Items listed in a dataset:

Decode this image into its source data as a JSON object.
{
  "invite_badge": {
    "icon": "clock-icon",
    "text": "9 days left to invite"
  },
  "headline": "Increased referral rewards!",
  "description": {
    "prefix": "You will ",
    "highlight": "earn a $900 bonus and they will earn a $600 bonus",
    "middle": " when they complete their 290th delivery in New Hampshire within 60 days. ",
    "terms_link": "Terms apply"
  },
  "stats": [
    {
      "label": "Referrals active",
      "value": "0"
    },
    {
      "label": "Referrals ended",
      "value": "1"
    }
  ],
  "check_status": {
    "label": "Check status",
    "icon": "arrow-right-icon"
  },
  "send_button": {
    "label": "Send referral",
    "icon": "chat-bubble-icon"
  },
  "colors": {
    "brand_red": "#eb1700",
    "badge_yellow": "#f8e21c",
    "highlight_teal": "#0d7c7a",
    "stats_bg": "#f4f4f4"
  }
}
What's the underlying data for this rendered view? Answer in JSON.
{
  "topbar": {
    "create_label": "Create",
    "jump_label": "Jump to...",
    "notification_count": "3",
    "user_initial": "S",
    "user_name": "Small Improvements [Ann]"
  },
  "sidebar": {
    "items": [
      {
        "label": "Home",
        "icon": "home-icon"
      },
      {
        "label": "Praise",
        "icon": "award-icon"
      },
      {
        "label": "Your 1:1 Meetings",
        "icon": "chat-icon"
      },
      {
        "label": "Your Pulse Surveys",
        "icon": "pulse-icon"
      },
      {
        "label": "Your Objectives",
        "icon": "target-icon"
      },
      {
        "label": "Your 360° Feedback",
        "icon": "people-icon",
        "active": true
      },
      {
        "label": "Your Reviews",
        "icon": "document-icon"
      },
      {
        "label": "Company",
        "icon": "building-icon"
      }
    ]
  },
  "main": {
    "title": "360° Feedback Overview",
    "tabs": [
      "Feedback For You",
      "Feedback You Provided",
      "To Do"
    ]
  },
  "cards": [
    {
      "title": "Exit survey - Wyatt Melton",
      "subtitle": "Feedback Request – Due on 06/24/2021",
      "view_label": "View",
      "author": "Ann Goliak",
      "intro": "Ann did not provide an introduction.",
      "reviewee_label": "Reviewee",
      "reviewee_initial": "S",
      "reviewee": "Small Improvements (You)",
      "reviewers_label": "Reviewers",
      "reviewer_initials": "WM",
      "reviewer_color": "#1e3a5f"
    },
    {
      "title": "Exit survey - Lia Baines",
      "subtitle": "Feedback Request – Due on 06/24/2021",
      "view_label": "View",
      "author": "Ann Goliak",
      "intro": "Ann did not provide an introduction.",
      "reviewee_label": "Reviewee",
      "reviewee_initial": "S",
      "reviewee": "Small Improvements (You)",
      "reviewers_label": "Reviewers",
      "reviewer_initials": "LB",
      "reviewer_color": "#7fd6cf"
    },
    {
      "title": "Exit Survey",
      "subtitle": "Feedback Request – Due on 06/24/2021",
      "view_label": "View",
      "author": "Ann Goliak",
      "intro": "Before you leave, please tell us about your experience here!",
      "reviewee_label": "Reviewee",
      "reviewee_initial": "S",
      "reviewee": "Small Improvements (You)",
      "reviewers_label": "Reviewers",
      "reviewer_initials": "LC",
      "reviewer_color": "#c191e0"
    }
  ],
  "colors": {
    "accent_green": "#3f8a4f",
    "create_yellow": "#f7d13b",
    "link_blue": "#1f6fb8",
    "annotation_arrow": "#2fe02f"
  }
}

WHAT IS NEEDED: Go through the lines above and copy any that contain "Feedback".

TASK RESULT:
        "label": "Your 360° Feedback",
    "title": "360° Feedback Overview",
      "Feedback For You",
      "Feedback You Provided",
      "subtitle": "Feedback Request – Due on 06/24/2021",
      "subtitle": "Feedback Request – Due on 06/24/2021",
      "subtitle": "Feedback Request – Due on 06/24/2021",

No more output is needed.